-- AVAILABLE RECORDS follows --

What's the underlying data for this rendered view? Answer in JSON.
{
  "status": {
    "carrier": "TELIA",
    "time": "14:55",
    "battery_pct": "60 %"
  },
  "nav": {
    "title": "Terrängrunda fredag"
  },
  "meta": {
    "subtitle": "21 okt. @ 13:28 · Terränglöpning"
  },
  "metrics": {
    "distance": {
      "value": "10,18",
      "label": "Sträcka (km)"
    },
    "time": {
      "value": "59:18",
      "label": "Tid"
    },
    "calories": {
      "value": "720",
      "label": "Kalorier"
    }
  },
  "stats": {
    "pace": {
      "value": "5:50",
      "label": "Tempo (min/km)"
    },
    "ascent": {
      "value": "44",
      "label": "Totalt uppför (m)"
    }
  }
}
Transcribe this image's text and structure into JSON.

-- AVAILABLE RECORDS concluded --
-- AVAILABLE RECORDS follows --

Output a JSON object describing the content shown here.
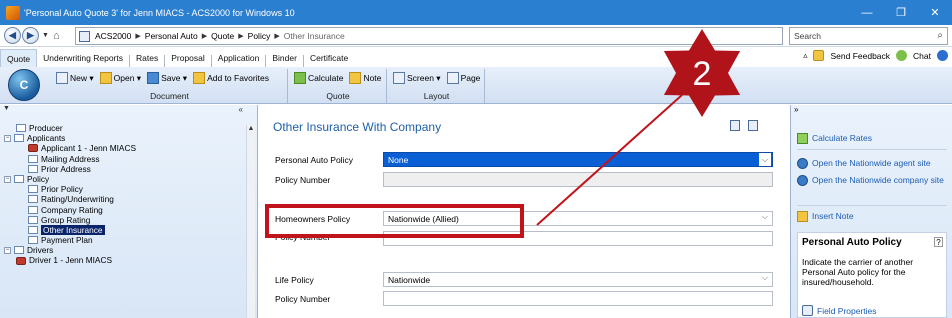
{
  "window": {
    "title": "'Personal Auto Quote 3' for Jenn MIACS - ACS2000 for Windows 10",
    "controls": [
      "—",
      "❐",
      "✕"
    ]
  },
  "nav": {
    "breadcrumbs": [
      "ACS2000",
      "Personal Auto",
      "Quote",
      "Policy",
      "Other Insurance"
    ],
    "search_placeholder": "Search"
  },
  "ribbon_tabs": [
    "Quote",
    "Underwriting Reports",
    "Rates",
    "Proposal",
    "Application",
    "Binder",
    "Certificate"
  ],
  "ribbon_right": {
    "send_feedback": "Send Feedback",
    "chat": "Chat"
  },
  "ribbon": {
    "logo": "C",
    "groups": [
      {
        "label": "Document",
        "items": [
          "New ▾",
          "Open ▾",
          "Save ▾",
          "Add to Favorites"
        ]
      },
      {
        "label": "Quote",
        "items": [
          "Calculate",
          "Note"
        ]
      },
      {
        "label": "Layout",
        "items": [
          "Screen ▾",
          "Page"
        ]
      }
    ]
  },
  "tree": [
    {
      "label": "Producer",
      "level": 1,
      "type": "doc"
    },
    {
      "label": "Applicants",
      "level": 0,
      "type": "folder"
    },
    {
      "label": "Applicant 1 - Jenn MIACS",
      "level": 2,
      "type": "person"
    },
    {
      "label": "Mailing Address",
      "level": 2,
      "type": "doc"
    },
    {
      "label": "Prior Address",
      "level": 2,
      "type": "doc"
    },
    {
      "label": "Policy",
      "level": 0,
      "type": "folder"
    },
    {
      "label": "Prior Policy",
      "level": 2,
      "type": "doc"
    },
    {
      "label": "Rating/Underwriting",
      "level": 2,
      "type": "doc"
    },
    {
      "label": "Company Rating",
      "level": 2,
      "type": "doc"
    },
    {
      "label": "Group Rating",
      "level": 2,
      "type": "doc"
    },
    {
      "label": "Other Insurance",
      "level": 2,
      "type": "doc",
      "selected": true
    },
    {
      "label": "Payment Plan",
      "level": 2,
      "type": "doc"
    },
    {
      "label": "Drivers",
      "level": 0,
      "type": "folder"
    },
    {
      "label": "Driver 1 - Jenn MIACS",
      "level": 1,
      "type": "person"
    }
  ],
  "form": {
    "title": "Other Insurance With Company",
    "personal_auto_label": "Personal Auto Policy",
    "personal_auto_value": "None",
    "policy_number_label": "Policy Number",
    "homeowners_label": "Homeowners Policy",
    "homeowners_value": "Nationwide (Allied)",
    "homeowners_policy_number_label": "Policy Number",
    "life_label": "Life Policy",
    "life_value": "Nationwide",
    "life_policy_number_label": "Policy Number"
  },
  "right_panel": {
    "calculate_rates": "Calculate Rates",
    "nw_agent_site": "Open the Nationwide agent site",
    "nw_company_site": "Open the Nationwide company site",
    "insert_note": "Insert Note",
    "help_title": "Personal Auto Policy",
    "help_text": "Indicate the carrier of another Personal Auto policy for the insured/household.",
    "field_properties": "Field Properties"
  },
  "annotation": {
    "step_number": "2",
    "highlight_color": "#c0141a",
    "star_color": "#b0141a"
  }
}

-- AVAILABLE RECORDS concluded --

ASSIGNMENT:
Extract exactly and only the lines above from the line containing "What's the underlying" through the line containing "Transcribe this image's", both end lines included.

RESPONSE TO THE EXERCISE:
What's the underlying data for this rendered view? Answer in JSON.
{
  "status": {
    "carrier": "TELIA",
    "time": "14:55",
    "battery_pct": "60 %"
  },
  "nav": {
    "title": "Terrängrunda fredag"
  },
  "meta": {
    "subtitle": "21 okt. @ 13:28 · Terränglöpning"
  },
  "metrics": {
    "distance": {
      "value": "10,18",
      "label": "Sträcka (km)"
    },
    "time": {
      "value": "59:18",
      "label": "Tid"
    },
    "calories": {
      "value": "720",
      "label": "Kalorier"
    }
  },
  "stats": {
    "pace": {
      "value": "5:50",
      "label": "Tempo (min/km)"
    },
    "ascent": {
      "value": "44",
      "label": "Totalt uppför (m)"
    }
  }
}
Transcribe this image's text and structure into JSON.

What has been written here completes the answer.